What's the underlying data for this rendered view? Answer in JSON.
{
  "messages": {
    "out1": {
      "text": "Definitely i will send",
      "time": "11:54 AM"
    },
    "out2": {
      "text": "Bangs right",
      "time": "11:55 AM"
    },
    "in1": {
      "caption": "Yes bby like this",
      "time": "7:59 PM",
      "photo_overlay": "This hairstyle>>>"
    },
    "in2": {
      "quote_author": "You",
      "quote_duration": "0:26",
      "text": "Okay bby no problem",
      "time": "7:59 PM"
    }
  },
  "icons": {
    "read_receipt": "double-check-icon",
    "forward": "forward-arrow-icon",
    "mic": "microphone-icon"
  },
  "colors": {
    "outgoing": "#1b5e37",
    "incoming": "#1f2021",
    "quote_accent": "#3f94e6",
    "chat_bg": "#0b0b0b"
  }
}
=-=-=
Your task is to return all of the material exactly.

ANSWER TO THE PROBLEM:
What's the underlying data for this rendered view? Answer in JSON.
{
  "messages": {
    "out1": {
      "text": "Definitely i will send",
      "time": "11:54 AM"
    },
    "out2": {
      "text": "Bangs right",
      "time": "11:55 AM"
    },
    "in1": {
      "caption": "Yes bby like this",
      "time": "7:59 PM",
      "photo_overlay": "This hairstyle>>>"
    },
    "in2": {
      "quote_author": "You",
      "quote_duration": "0:26",
      "text": "Okay bby no problem",
      "time": "7:59 PM"
    }
  },
  "icons": {
    "read_receipt": "double-check-icon",
    "forward": "forward-arrow-icon",
    "mic": "microphone-icon"
  },
  "colors": {
    "outgoing": "#1b5e37",
    "incoming": "#1f2021",
    "quote_accent": "#3f94e6",
    "chat_bg": "#0b0b0b"
  }
}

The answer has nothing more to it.